Facebook stock was down more than 15% today, reaching an all-time low of $22.28.
Investors are trying to brush off jobless claims that increased from last week and existing home sales that fell to an eight-month low.
After financials held the earnings spotlight for a week tech stocks are starting to take over. For the most part they are keeping up the positive trend set by banks.
Intel Corp. ( Nasdaq: INTC) reported second-quarter results after Tuesday's close that beat market expectations and offered strong full-year guidance. Intel stock rose more than 3% in trading yesterday but is down slightly today.
International Business Machines Corp. (NYSE: IBM) reported after yesterday's closing bell and blew past the average earnings per share estimate of $3.42 when it announced EPS of $3.51.
Yet, revenue for the second quarter fell 3% from last year to $25.8 billion, missing analysts' forecasts of $26.3 billion.
The company cited the debt crisis in Europe as one of the main factors bringing sales down but issued a positive outlook for the remainder of the year. IBM raised its 2012 profit outlook by 10 cents, to $15.10, ahead of Wall Street's median forecast of $15.06.
Weak retail sales and earnings worries are leading the markets lower. In June retail sales decreased unexpectedly 0.5% compared to the 0.2% increase analysts had forecast.
The poor sales numbers are part of an ongoing sluggish trend.
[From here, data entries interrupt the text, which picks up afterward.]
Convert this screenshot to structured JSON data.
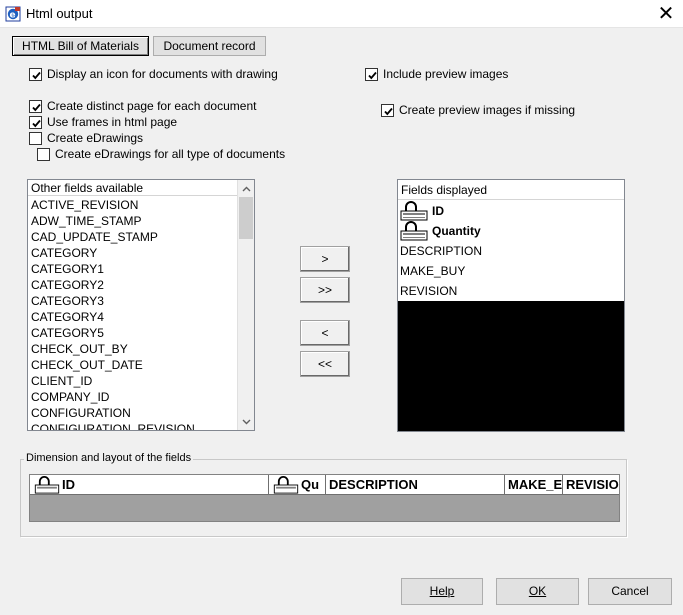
{
  "window": {
    "title": "Html output",
    "close_glyph": "✕"
  },
  "tabs": [
    {
      "label": "HTML Bill of Materials",
      "active": true
    },
    {
      "label": "Document record",
      "active": false
    }
  ],
  "options": {
    "display_icon": {
      "label": "Display an icon for documents with drawing",
      "checked": true
    },
    "distinct_page": {
      "label": "Create distinct page for each document",
      "checked": true
    },
    "use_frames": {
      "label": "Use frames in html page",
      "checked": true
    },
    "create_edrawings": {
      "label": "Create eDrawings",
      "checked": false
    },
    "edrawings_all": {
      "label": "Create eDrawings for all type of documents",
      "checked": false
    },
    "include_preview": {
      "label": "Include preview images",
      "checked": true
    },
    "create_preview": {
      "label": "Create preview images if missing",
      "checked": true
    }
  },
  "available_list": {
    "header": "Other fields available",
    "items": [
      "ACTIVE_REVISION",
      "ADW_TIME_STAMP",
      "CAD_UPDATE_STAMP",
      "CATEGORY",
      "CATEGORY1",
      "CATEGORY2",
      "CATEGORY3",
      "CATEGORY4",
      "CATEGORY5",
      "CHECK_OUT_BY",
      "CHECK_OUT_DATE",
      "CLIENT_ID",
      "COMPANY_ID",
      "CONFIGURATION",
      "CONFIGURATION_REVISION"
    ]
  },
  "transfer_buttons": {
    "add": ">",
    "add_all": ">>",
    "remove": "<",
    "remove_all": "<<"
  },
  "displayed_list": {
    "header": "Fields displayed",
    "items": [
      {
        "label": "ID",
        "locked": true
      },
      {
        "label": "Quantity",
        "locked": true
      },
      {
        "label": "DESCRIPTION",
        "locked": false
      },
      {
        "label": "MAKE_BUY",
        "locked": false
      },
      {
        "label": "REVISION",
        "locked": false
      }
    ]
  },
  "layout_group": {
    "legend": "Dimension and layout of the fields",
    "columns": [
      {
        "label": "ID",
        "locked": true
      },
      {
        "label": "Qu",
        "locked": true
      },
      {
        "label": "DESCRIPTION",
        "locked": false
      },
      {
        "label": "MAKE_E",
        "locked": false
      },
      {
        "label": "REVISIO",
        "locked": false
      }
    ]
  },
  "footer": {
    "help_label": "Help",
    "ok_label": "OK",
    "cancel_label": "Cancel"
  },
  "icons": [
    "app-icon",
    "close-icon",
    "checkmark-icon",
    "lock-icon",
    "scroll-up-icon",
    "scroll-down-icon"
  ]
}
Recent manufacturing and labor reports provide further evidence that the U.S. economy is slowing.